Between December 2019 and February 2020, a series of sewer main breaks led to the release of approximately 219 million gal. of raw sewage into environmentally sensitive waterways within the city of Fort Lauderdale, Florida. The disaster served as a wake-up call, prompting the city to ramp up its efforts to rehabilitate its aging sewer network. Since then, Fort Lauderdale has progressed quickly on a key rehabilitation project, the construction of a new 7.5 mi long redundant force main that will convey untreated wastewater under pressure. The construction of this redundant force main will enable the city to repair the existing force main that experienced the previous breaks. Meanwhile, Fort Lauderdale expects to begin soon environmental restoration efforts in the two water bodies that bore the brunt of the sewage releases.
Brittle pipes break
Home to nearly 190,000 people, Fort Lauderdale relies on an aging sewer network, the majority of which is 50-60 years old, says Raj Verma, P.E., M.ASCE, the city’s director of public works. “Most of our major pipes are from the ’60s and ’70s,” Verma says. Because the area’s high water table causes a “relatively corrosive environment,” he says, the city’s aging sewer pipes over time became “very brittle.” The pipes are made up of cast iron and ductile iron.
These conditions led to multiple sewer line breaks in recent years. Several ruptures in a 54 in. diameter force main in December 2019 released nearly 114 million gal. of untreated sewage into the Tarpon River, the Himmarshee Canal, and three neighborhoods.
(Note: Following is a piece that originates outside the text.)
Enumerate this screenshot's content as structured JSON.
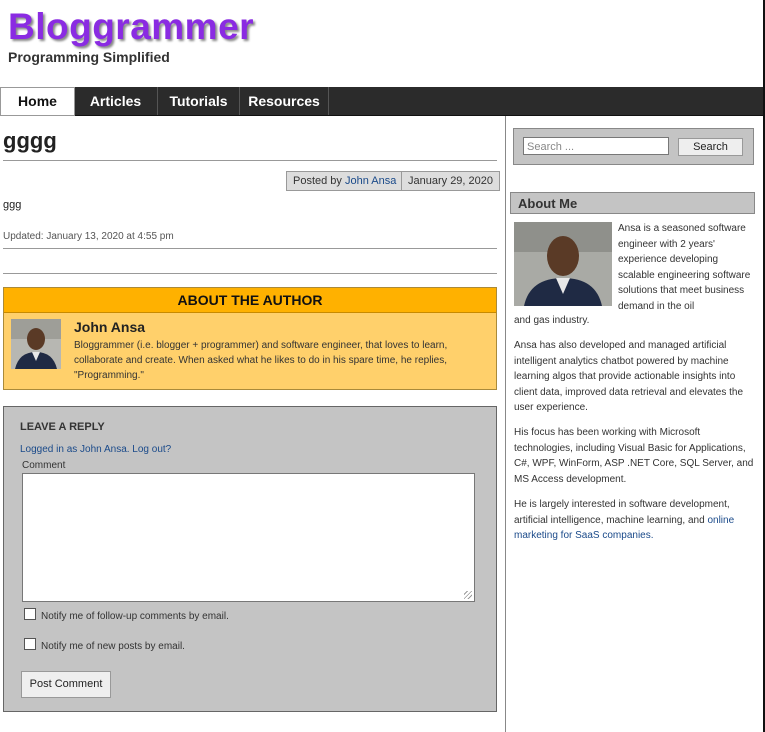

In February 2020, the same force main experienced another break at a location farther north, releasing nearly 105 million gal. of raw sewage during a 10-day period into George English Lake, a small body of water connected to the Middle River.
Fort Lauderdale needs to upgrade its entire sewer system. “The infrastructure has not been maintained to the level it should have been,” says Verma, who began working for Fort Lauderdale in January 2020. Working with the consulting engineering firm Hazen and Sawyer, the city of Fort Lauderdale conducted a condition assessment of its force mains to identify those in greatest need of immediate attention. This process also relied on the “historical knowledge of our staff” to identify locations that have been most prone to problems, Verma says. “We have combined both science and theory and the practical experience of our staff to come up with priority projects.”
Redundancy is resiliency
Foremost among these is the design and construction of the new 7.5 mi long redundant sewer force main, which will convey sewage from the northern end of the service area to the G.T. Lohmeyer Wastewater Treatment Plant. In January 2020, the Fort Lauderdale City Commission approved $65 million for the project. Upon completion, the new force main, which will consist of high-density polyethylene pipe to better resist corrosion, will enable the city to shut down and rehabilitate its existing force main.
Having both force mains in place once the existing main has been rehabilitated will then afford the city a greater measure of latitude in terms of operations, says Krishan Kandial, P.E., the project manager for the city. “In the event anything happens, we can have redundancy,” Kandial notes, “(because) we are building a parallel system.”
At the same time, the city will be better positioned to maintain these critical facilities in the future. The redundant force main will “ensure that 50 or 60 years down the road, the coming generation doesn’t have to go through the pains that we are going through now,” Verma says.
The project is being conducted in two segments and is about 65 percent complete. Murphy Pipeline Contractors Inc. is constructing the northern segment, which comprises 4.5 mi of 48 in. diameter pipe. David Mancini & Sons Inc. is constructing the southern segment, which consists of 3 mi of 54 in. diameter pipe. Working simultaneously, the two contractors are constructing the tunnel from different directions using various methods, including horizontal directional drilling. The overall project will be completed this summer.
As for other efforts to improve its sewer network, Fort Lauderdale plans to replace and upsize other force mains, upgrade lift stations (also known as pump stations), and line existing gravity sewers. In 2018, the city issued $200 million worth of bonds to cover some of these costs. “The second tranche is going to be happening in 2023 for another $200 million,” Verma says. The overall sewer repair effort is scheduled for completion in the next eight to 10 years and could end up costing between $800 million and $1 billion, he says.
Assessments by the city of areas within the Tarpon River and George English Lake that were most severely affected by the large sewage spills have found “no residual impacts that are contributing to water quality degradation,” Verma says. “Water quality has returned to original levels.” That said, the city still plans to remove from both bodies of water shallow deposits of inert solids that remain from the sewage spills.
Suction dredging will be used for these efforts, Verma says. Expected to begin in the spring once the necessary permits have been obtained, the combined projects likely will cost on the order of $1.5 million. Fort Lauderdale also is assessing the extent to which environmental restoration is needed in the Himmarshee Canal.